In past years, MIT had set a policy to provide graduate housing at 90 percent of the market rate, Benedict said. “That was going to be the benchmark,” he said. “But in the past five to seven years, rents have skyrocketed” while MIT rents have not followed as quickly.

Right now, Nilsson estimates MIT prices are “somewhere at about 70-80 percent fair market rate, compared to apartments in the metro Boston area.”

One “goal for the coming year is to establish a rational rent structure,” Benedict said. “My staff and I have been working on some alternative models establishing rents for NW30. Since I’ve been working with the GSC, I wanted to meet with them first before getting feedback from the community.”

“It’s looking like 90 percent won’t be realistic, but it’s not clear,” Nilsson said. “It seems like the market may start coming down.”

Redefining grad rents complicated

In figuring out a new benchmark for graduate rents that makes sense in today’s market, both Benedict and Nilsson explained that many complex variables come into play. “It’s more an art than it is a science,” Benedict said.

The primary considerations in setting up a rent model are “clearing expenses, providing a sensible price in relation to other grad dorms and the housing market, and maintaining the graduate reserve,” Nilsson said.

While funding for undergraduate dormitories is part of MIT’s capital campaign, Nilsson said, graduate housing is financed by loans or floating public bonds. “Sometimes a donor comes along, but normally [these loans] are paid for by graduate rents,” Nilsson said.

Rents also pay for each dormitory’s operating expenses, such as repairs, supplies, and labor. “We look at the special projects each building needs,” like kitchen renovations in Ashdown, Nilsson said. Anything left over is put into the graduate reserve, which is used for large projects, new construction, and paying back loans on old construction.

“We also look at where people are living off campus,” Nilsson said. The Housing Office regularly gets listings from landlords in the city for the prices of different types of apartments.

In comparing different apartments, Nilsson notes that “NW30 is new construction, so we take into account what the dorm will offer.” Each efficiency has its own bathroom and kitchenette, and is fully furnished.
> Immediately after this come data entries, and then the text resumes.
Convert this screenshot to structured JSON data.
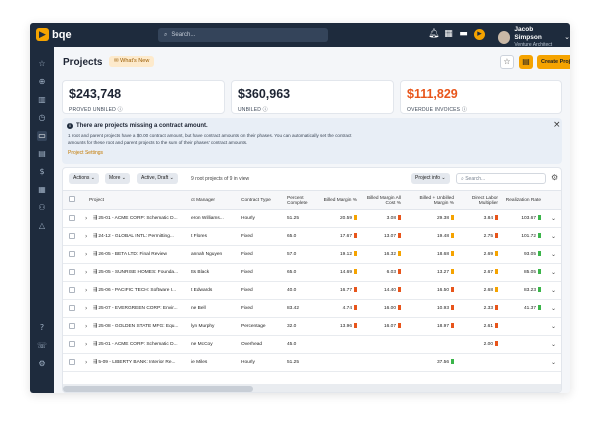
{
  "brand": {
    "name": "bqe"
  },
  "search": {
    "placeholder": "Search..."
  },
  "user": {
    "name": "Jacob Simpson",
    "role": "Venture Architect"
  },
  "page": {
    "title": "Projects",
    "whats_new": "What's New",
    "create_label": "Create Project +"
  },
  "kpis": [
    {
      "value": "$243,748",
      "label": "PROVED UNBILED",
      "color": "#1d2433"
    },
    {
      "value": "$360,963",
      "label": "UNBILED",
      "color": "#1d2433"
    },
    {
      "value": "$111,829",
      "label": "OVERDUE INVOICES",
      "color": "#e8551b"
    }
  ],
  "alert": {
    "title": "There are projects missing a contract amount.",
    "body": "1 root and parent projects have a $0.00 contract amount, but have contract amounts on their phases. You can automatically set the contract amounts for these root and parent projects to the sum of their phases' contract amounts.",
    "link": "Project Settings"
  },
  "toolbar": {
    "actions": "Actions",
    "more": "More",
    "filter": "Active, Draft",
    "count": "9 root projects of 9 in view",
    "project_info": "Project info",
    "search_placeholder": "Search..."
  },
  "columns": {
    "project": "Project",
    "manager": "ct Manager",
    "contract_type": "Contract Type",
    "pct": "Percent Complete",
    "billed_margin": "Billed Margin %",
    "billed_margin_all": "Billed Margin All Cost %",
    "billed_unbilled": "Billed + Unbilled Margin %",
    "direct_labor": "Direct Labor Multiplier",
    "realization": "Realization Rate"
  },
  "colors": {
    "accent": "#f5a300",
    "topbar": "#1e2b3d",
    "flag_orange": "#f5a300",
    "flag_red": "#e8551b",
    "flag_green": "#3bb54a",
    "overdue": "#e8551b"
  },
  "rows": [
    {
      "project": "25-01 - ACME CORP: Schematic D...",
      "manager": "eron Williams...",
      "type": "Hourly",
      "pct": "51.25",
      "bm": "20.59",
      "bm_f": "orange",
      "bma": "3.08",
      "bma_f": "red",
      "bu": "29.38",
      "bu_f": "orange",
      "dl": "3.84",
      "dl_f": "red",
      "rr": "103.67",
      "rr_f": "green"
    },
    {
      "project": "24-12 - GLOBAL INTL: Permitting...",
      "manager": "t Flores",
      "type": "Fixed",
      "pct": "65.0",
      "bm": "17.67",
      "bm_f": "red",
      "bma": "13.07",
      "bma_f": "red",
      "bu": "19.48",
      "bu_f": "orange",
      "dl": "2.75",
      "dl_f": "red",
      "rr": "101.72",
      "rr_f": "green"
    },
    {
      "project": "26-05 - BETA LTD: Final Review",
      "manager": "annah Nguyen",
      "type": "Fixed",
      "pct": "57.0",
      "bm": "19.12",
      "bm_f": "orange",
      "bma": "16.32",
      "bma_f": "orange",
      "bu": "18.68",
      "bu_f": "orange",
      "dl": "2.69",
      "dl_f": "orange",
      "rr": "93.05",
      "rr_f": "green"
    },
    {
      "project": "25-05 - SUNRISE HOMES: Founda...",
      "manager": "tts Black",
      "type": "Fixed",
      "pct": "65.0",
      "bm": "14.69",
      "bm_f": "orange",
      "bma": "6.03",
      "bma_f": "red",
      "bu": "13.27",
      "bu_f": "orange",
      "dl": "2.67",
      "dl_f": "orange",
      "rr": "85.05",
      "rr_f": "green"
    },
    {
      "project": "25-06 - PACIFIC TECH: Software I...",
      "manager": "t Edwards",
      "type": "Fixed",
      "pct": "40.0",
      "bm": "16.77",
      "bm_f": "red",
      "bma": "14.40",
      "bma_f": "red",
      "bu": "16.50",
      "bu_f": "red",
      "dl": "2.68",
      "dl_f": "orange",
      "rr": "83.23",
      "rr_f": "green"
    },
    {
      "project": "25-07 - EVERGREEN CORP: Envir...",
      "manager": "ne Bell",
      "type": "Fixed",
      "pct": "83.42",
      "bm": "4.74",
      "bm_f": "red",
      "bma": "16.00",
      "bma_f": "red",
      "bu": "10.93",
      "bu_f": "red",
      "dl": "2.33",
      "dl_f": "red",
      "rr": "41.37",
      "rr_f": "green"
    },
    {
      "project": "25-08 - GOLDEN STATE MFG: Equ...",
      "manager": "lyn Murphy",
      "type": "Percentage",
      "pct": "32.0",
      "bm": "13.96",
      "bm_f": "red",
      "bma": "16.07",
      "bma_f": "red",
      "bu": "18.97",
      "bu_f": "red",
      "dl": "2.61",
      "dl_f": "red",
      "rr": "",
      "rr_f": ""
    },
    {
      "project": "25-01 - ACME CORP: Schematic D...",
      "manager": "ne McCoy",
      "type": "Overhead",
      "pct": "45.0",
      "bm": "",
      "bm_f": "",
      "bma": "",
      "bma_f": "",
      "bu": "",
      "bu_f": "",
      "dl": "2.00",
      "dl_f": "red",
      "rr": "",
      "rr_f": ""
    },
    {
      "project": "5-09 - LIBERTY BANK: Interior Re...",
      "manager": "ie Miles",
      "type": "Hourly",
      "pct": "51.25",
      "bm": "",
      "bm_f": "",
      "bma": "",
      "bma_f": "",
      "bu": "37.56",
      "bu_f": "green",
      "dl": "",
      "dl_f": "",
      "rr": "",
      "rr_f": ""
    }
  ]
}
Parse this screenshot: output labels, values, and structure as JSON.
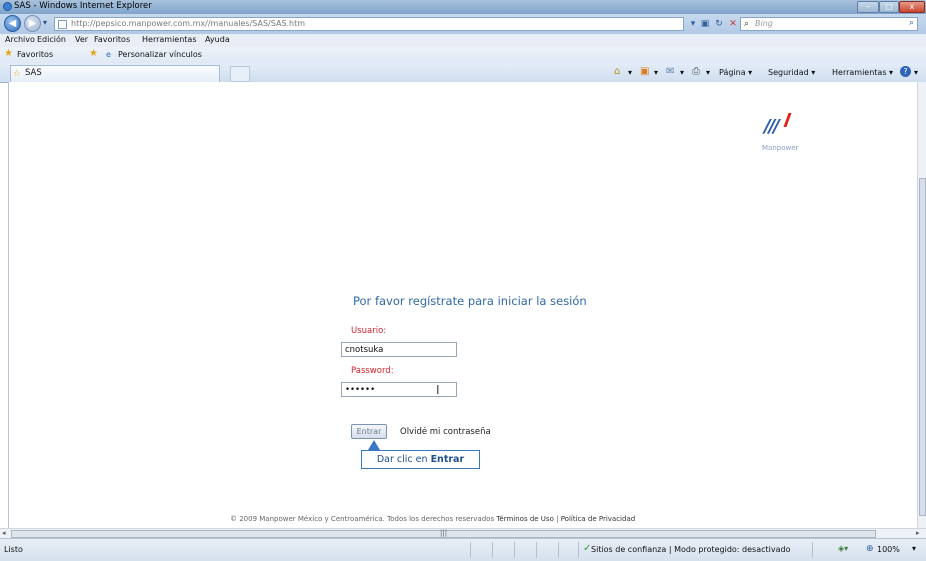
{
  "window": {
    "title": "SAS - Windows Internet Explorer",
    "btn_min": "–",
    "btn_max": "□",
    "btn_close": "x"
  },
  "address": {
    "url": "http://pepsico.manpower.com.mx//manuales/SAS/SAS.htm",
    "search_placeholder": "Bing"
  },
  "menu": [
    "Archivo",
    "Edición",
    "Ver",
    "Favoritos",
    "Herramientas",
    "Ayuda"
  ],
  "favorites": {
    "favorites_label": "Favoritos",
    "personalize_label": "Personalizar vínculos"
  },
  "tab": {
    "label": "SAS"
  },
  "command_bar": {
    "page": "Página ▾",
    "safety": "Seguridad ▾",
    "tools": "Herramientas ▾"
  },
  "logo": {
    "word": "Manpower"
  },
  "login": {
    "heading": "Por favor regístrate para iniciar la sesión",
    "user_label": "Usuario:",
    "user_value": "cnotsuka",
    "password_label": "Password:",
    "password_value": "••••••",
    "enter_button": "Entrar",
    "forgot_link": "Olvidé mi contraseña"
  },
  "callout": {
    "text_prefix": "Dar clic en ",
    "text_bold": "Entrar"
  },
  "footer": {
    "copyright": "© 2009 Manpower México y Centroamérica. Todos los derechos reservados",
    "terms": "Términos de Uso",
    "separator": "|",
    "privacy": "Política de Privacidad"
  },
  "status": {
    "left": "Listo",
    "security": "Sitios de confianza | Modo protegido: desactivado",
    "zoom": "100%"
  }
}
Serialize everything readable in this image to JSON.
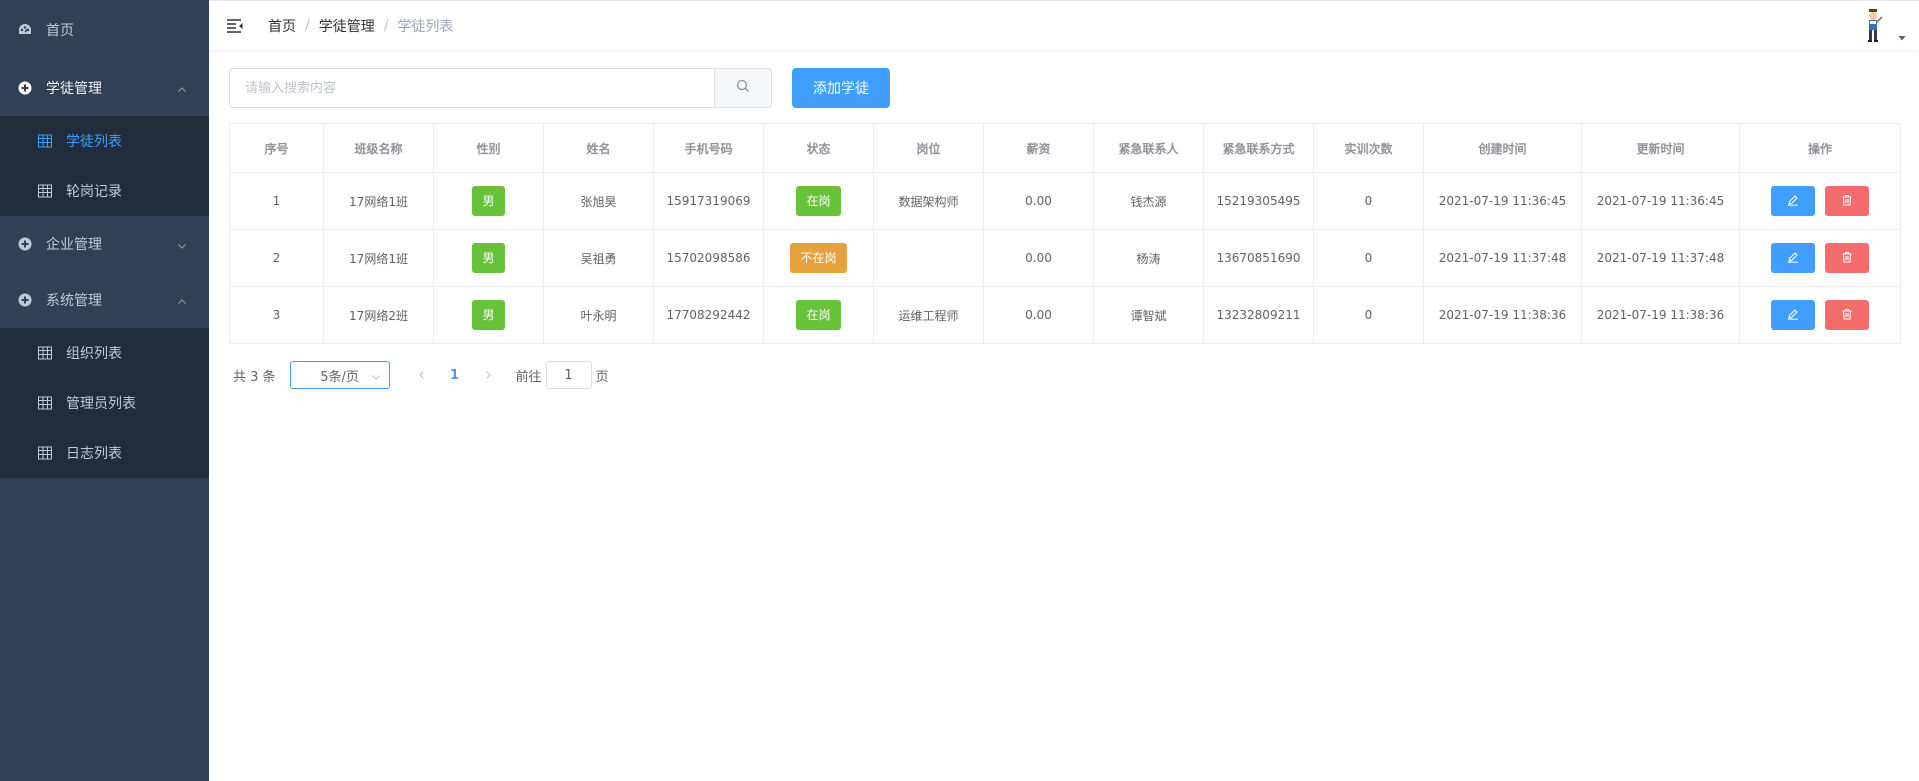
{
  "sidebar": {
    "home": {
      "label": "首页",
      "icon": "dashboard-icon"
    },
    "groups": [
      {
        "label": "学徒管理",
        "icon": "plus-circle-icon",
        "expanded": true,
        "items": [
          {
            "label": "学徒列表",
            "active": true
          },
          {
            "label": "轮岗记录",
            "active": false
          }
        ]
      },
      {
        "label": "企业管理",
        "icon": "plus-circle-icon",
        "expanded": false,
        "items": []
      },
      {
        "label": "系统管理",
        "icon": "plus-circle-icon",
        "expanded": true,
        "items": [
          {
            "label": "组织列表",
            "active": false
          },
          {
            "label": "管理员列表",
            "active": false
          },
          {
            "label": "日志列表",
            "active": false
          }
        ]
      }
    ],
    "colors": {
      "bg": "#304156",
      "submenu_bg": "#1f2d3d",
      "text": "#bfcbd9",
      "active": "#409eff"
    }
  },
  "breadcrumb": [
    "首页",
    "学徒管理",
    "学徒列表"
  ],
  "search": {
    "placeholder": "请输入搜索内容",
    "value": ""
  },
  "add_button_label": "添加学徒",
  "table": {
    "columns": [
      "序号",
      "班级名称",
      "性别",
      "姓名",
      "手机号码",
      "状态",
      "岗位",
      "薪资",
      "紧急联系人",
      "紧急联系方式",
      "实训次数",
      "创建时间",
      "更新时间",
      "操作"
    ],
    "rows": [
      {
        "index": "1",
        "class_name": "17网络1班",
        "gender": "男",
        "name": "张旭昊",
        "phone": "15917319069",
        "status": "在岗",
        "status_color": "green",
        "position": "数据架构师",
        "salary": "0.00",
        "emergency_contact": "钱杰源",
        "emergency_phone": "15219305495",
        "training_count": "0",
        "created": "2021-07-19 11:36:45",
        "updated": "2021-07-19 11:36:45"
      },
      {
        "index": "2",
        "class_name": "17网络1班",
        "gender": "男",
        "name": "吴祖勇",
        "phone": "15702098586",
        "status": "不在岗",
        "status_color": "orange",
        "position": "",
        "salary": "0.00",
        "emergency_contact": "杨涛",
        "emergency_phone": "13670851690",
        "training_count": "0",
        "created": "2021-07-19 11:37:48",
        "updated": "2021-07-19 11:37:48"
      },
      {
        "index": "3",
        "class_name": "17网络2班",
        "gender": "男",
        "name": "叶永明",
        "phone": "17708292442",
        "status": "在岗",
        "status_color": "green",
        "position": "运维工程师",
        "salary": "0.00",
        "emergency_contact": "谭智斌",
        "emergency_phone": "13232809211",
        "training_count": "0",
        "created": "2021-07-19 11:38:36",
        "updated": "2021-07-19 11:38:36"
      }
    ]
  },
  "pagination": {
    "total_label": "共 3 条",
    "page_size_label": "5条/页",
    "current_page": "1",
    "goto_prefix": "前往",
    "goto_value": "1",
    "goto_suffix": "页"
  },
  "colors": {
    "primary": "#409eff",
    "success": "#67c23a",
    "warning": "#e6a23c",
    "danger": "#f56c6c"
  }
}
All utilities, including local phone service, are included.

MIT plans to use NW30 for conference space in the summer. “We look at conference use as another revenue source,” Benedict said.

Kachani said that some of the cost for the $26 million dormitory arose from deferred maintenance because MIT did not maintain the warehouse in previous years. “The cost of the building is $26 million,” he said. “However, how much of this $26 million is deferred maintenance of this building? One has to separate the two and only use the construction costs as an input to the revenue model.”

NW30 to be ready in the fall

Nilsson is excited about the new space for graduate students. “This is a real plus,” she said. “MIT hasn’t added to its housing for graduate students in ten years.”

Currently, MIT is only able to house 30 percent of its graduate students, with about two-thirds of those students living in graduate housing and one-third in undergraduate housing as graduate resident tutors.

Yet “by putting NW30 on line, we can increase the number of grad students we can house on campus,” Nilsson said, “and when we get Sidney-Pacific we will be able to house 50 percent of grad students on campus, and that will be a wonderful thing,” Nilsson said.

Scheduled to open in the fall, NW30’s 120 beds will be included in this year’s graduate housing lottery that ends May 1.

Kachani, a member of the Sidney-Pacific Founder’s Group, said that the group will recommend rents for Sidney-Pacific’s 650-700 beds within the next three months.